Your goal => Would you restate the data exactly as given?

++++ Dataset excerpts

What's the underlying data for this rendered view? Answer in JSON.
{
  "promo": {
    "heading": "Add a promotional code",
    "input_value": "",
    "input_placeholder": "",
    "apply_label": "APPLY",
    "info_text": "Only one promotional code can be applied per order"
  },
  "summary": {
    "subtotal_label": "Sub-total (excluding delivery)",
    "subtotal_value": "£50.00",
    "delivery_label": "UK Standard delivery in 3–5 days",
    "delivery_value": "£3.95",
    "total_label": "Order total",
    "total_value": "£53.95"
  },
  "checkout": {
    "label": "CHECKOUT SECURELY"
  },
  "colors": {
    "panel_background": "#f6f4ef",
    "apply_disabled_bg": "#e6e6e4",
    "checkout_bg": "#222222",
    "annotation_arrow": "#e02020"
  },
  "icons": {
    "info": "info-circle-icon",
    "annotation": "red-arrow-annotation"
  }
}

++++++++

Written solution =>
What's the underlying data for this rendered view? Answer in JSON.
{
  "promo": {
    "heading": "Add a promotional code",
    "input_value": "",
    "input_placeholder": "",
    "apply_label": "APPLY",
    "info_text": "Only one promotional code can be applied per order"
  },
  "summary": {
    "subtotal_label": "Sub-total (excluding delivery)",
    "subtotal_value": "£50.00",
    "delivery_label": "UK Standard delivery in 3–5 days",
    "delivery_value": "£3.95",
    "total_label": "Order total",
    "total_value": "£53.95"
  },
  "checkout": {
    "label": "CHECKOUT SECURELY"
  },
  "colors": {
    "panel_background": "#f6f4ef",
    "apply_disabled_bg": "#e6e6e4",
    "checkout_bg": "#222222",
    "annotation_arrow": "#e02020"
  },
  "icons": {
    "info": "info-circle-icon",
    "annotation": "red-arrow-annotation"
  }
}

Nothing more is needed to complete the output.